Open Thesis Topic: Early Stopping without Pixel-wise Annotations for Semantic Segmentation with Scarce Data

  • Subject:Semi-weakly Supervised Semantic Segmentation
  • Type:Master Thesis
  • Tutor:

    Simon Reiß

  • Checkout the full description of the topic here.

    Normal segmentation training procedures encompass using a training set and a validation set to find a good parameter configuration, i.e. selecting the right model checkpoint that performs best on the validation set. In practise having to use pixel-wise annotations for validation makes those costy labels inaccessible for training a better network. The question that poses itself is: Can we use more inexpensive annotations for validation or even unlabeled images?

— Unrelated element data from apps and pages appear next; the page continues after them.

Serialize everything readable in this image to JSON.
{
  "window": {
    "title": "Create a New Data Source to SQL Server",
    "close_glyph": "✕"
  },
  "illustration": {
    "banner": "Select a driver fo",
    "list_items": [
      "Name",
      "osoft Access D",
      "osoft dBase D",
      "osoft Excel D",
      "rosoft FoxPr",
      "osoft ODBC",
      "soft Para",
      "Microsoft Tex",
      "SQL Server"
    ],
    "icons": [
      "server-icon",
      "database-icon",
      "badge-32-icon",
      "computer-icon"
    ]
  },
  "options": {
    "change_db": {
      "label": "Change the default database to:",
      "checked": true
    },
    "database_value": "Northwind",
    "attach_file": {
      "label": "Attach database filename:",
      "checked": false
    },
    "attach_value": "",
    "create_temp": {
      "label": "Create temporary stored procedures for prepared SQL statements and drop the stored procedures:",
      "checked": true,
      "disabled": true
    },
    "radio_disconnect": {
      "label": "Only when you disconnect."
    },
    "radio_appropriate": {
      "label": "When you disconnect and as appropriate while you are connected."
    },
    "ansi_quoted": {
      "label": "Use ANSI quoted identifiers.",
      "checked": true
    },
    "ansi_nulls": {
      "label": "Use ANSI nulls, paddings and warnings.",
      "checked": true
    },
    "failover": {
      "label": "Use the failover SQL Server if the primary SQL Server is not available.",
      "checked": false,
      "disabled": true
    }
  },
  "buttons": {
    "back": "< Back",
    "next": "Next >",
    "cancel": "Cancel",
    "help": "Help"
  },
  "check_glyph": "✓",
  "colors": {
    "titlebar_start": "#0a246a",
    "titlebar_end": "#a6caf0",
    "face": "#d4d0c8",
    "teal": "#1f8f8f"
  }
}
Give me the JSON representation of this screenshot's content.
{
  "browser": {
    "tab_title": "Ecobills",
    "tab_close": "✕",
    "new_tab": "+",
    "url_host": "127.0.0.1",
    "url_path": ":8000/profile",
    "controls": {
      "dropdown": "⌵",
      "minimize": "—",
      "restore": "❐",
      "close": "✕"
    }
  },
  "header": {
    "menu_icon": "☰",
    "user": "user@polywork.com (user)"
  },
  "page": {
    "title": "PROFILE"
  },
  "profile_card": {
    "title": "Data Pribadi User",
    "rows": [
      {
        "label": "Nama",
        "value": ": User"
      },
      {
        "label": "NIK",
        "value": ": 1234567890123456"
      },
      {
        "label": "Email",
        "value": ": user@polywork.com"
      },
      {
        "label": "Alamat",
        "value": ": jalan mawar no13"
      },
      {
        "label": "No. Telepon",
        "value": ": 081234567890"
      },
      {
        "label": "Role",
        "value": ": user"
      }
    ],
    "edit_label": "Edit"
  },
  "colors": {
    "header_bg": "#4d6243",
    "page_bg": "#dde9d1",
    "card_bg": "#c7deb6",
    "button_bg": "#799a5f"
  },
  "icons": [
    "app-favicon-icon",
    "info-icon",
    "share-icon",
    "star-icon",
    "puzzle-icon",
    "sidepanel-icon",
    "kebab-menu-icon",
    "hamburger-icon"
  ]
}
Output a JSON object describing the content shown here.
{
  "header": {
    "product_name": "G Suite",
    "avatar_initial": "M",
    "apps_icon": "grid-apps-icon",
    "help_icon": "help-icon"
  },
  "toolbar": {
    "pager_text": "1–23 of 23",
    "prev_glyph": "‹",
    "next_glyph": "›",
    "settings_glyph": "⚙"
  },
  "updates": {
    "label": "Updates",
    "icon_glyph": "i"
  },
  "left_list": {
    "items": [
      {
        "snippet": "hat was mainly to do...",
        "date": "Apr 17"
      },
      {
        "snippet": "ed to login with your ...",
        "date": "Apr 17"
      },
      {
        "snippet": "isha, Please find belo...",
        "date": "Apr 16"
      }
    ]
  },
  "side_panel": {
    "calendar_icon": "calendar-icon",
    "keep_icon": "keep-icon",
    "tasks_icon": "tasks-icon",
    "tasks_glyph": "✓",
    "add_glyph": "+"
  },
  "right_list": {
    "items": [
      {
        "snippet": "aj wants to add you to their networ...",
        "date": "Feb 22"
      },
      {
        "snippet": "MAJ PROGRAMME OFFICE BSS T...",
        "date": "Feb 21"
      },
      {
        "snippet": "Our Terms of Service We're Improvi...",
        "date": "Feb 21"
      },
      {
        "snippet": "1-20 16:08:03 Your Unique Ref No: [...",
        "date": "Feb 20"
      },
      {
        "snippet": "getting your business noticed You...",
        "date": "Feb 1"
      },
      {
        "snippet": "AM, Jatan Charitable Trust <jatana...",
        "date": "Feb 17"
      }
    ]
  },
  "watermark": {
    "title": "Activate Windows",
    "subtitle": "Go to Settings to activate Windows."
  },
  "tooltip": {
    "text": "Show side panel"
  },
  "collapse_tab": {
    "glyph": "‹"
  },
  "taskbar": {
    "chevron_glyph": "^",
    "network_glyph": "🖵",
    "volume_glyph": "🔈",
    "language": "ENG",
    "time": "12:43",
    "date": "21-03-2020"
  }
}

Open Thesis Topic: Diverse Unsupervised Segmentation Proposals for Expert-driven Pixel-wise Annotation

  • Subject:Unsupervised Segmentation
  • Type:Master Thesis
  • Tutor:

    Simon Reiß

  • Checkout the full description of the topic here.


    Unsupervised semantic segmentation is a very challenging task, yet it offers the possiblity to pre-compute regions within an image that might be helpful in the annotation process. An expert could select these regions instead of having to annotate the images pixel-wise. To achieve this properly, it would be advantageous if multiple sensible regions can be proposed by the same algorithm. Can we design an unsupervised segmentation model that achives this?